Nursing Address Highlights Shared Governance, Nurse Involvement

2011Nursing Town Hall
Photo by David Christopher

Sue French, RN, MSN, acting chief nursing officer, describes nursing projects and achievements from 2010 during the State of Nursing Annual Address in February.

By Cara Birch

Acting Chief Nursing Officer, Sue French, RN, delivered the first annual “State of Nursing” address on February 8 followed by seven other presentations.

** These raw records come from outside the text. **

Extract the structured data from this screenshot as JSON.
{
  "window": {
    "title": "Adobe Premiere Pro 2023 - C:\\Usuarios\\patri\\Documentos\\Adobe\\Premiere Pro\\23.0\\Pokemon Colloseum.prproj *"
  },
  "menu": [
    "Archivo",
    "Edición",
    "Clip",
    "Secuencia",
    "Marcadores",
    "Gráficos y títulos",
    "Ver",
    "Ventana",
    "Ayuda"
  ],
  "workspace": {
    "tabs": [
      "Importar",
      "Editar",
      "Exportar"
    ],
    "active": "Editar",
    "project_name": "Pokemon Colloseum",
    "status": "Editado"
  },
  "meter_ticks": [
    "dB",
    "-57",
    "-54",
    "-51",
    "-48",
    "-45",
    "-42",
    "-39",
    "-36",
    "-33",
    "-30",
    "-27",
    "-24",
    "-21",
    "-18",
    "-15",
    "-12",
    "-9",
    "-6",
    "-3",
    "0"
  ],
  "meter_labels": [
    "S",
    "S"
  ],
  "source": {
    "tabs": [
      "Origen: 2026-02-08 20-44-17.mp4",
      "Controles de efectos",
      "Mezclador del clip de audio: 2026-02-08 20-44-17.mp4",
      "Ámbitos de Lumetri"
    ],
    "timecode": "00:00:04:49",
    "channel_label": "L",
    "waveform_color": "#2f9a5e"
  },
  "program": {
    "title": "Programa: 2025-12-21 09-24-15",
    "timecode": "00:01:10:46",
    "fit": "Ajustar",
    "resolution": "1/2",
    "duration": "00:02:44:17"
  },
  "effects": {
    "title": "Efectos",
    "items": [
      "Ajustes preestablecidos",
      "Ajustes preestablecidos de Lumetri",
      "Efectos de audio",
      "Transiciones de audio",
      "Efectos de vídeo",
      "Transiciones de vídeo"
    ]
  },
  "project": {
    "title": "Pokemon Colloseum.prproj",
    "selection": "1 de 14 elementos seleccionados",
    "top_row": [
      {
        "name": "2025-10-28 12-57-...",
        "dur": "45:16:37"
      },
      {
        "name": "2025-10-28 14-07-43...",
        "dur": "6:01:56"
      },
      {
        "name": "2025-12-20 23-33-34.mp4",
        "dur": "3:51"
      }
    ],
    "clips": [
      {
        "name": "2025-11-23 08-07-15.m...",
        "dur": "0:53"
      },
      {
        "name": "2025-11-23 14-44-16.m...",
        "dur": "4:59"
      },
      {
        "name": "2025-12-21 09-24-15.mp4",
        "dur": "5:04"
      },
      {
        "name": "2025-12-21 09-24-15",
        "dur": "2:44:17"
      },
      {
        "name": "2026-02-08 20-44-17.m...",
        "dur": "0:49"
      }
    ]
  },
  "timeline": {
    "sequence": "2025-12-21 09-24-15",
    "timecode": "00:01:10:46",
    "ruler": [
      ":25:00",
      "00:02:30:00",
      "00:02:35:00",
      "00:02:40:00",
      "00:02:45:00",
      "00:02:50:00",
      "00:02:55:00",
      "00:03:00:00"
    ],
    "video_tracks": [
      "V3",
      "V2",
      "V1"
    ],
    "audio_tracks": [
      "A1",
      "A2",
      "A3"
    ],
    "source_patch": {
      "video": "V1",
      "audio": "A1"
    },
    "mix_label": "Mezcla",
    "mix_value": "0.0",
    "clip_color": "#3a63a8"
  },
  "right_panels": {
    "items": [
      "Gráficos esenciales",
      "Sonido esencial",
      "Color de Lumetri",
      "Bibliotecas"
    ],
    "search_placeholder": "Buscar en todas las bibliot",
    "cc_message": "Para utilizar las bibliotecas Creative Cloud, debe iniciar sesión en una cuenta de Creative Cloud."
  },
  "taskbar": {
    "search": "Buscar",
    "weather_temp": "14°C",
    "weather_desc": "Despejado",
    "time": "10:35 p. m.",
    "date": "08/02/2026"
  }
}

The address reflected what has become a hallmark of the Department of Nursing under French’s leadership:  nurse involvement and organizational transparency.
 
Recent surveys show marked increases nearly across the board in nurse satisfaction and patient satisfaction.  However, French would be the first to say it needs to be strengthened or rather, “hard-wired” into the department.
 
“We expanded nurse practice councils through our shared governance model over the past year and launched some pretty impressive programs,” said French, who had been an emergency and critical care nurse for more than 22 years before her current appointment.  “The best patient outcomes result from all of us working together.”
 
In the past year, French implemented a Nurse Executive Council that serves as advisors on larger organizational or departmental initiatives.  There also are 15 local practice councils now with around 60 members, which now include ambulatory nursing for the first time.  
 
“I really like the feeling of being part of the whole,” said Victoria Frazier-Warmack, RN, MSN, OCN, a council member and physician resource nurse in infusion therapy.  “I used to say the only connection between Mitchell and DCAM was the bridge, but now we have more.  We’ve crossed it.”
 
The first annual address also highlighted visuals and video in the Nursing Annual Report, entitled “A Passion for Healing.” French closed her address with a testimonial from a patient who wrote in about her experience during the blizzard.
 
“It was a rough period for me,” said Rachel Zipsie, a patient on Mitchell 3SW. “These women restored my faith in people, the power of a community and pure passion for their patients and careers.”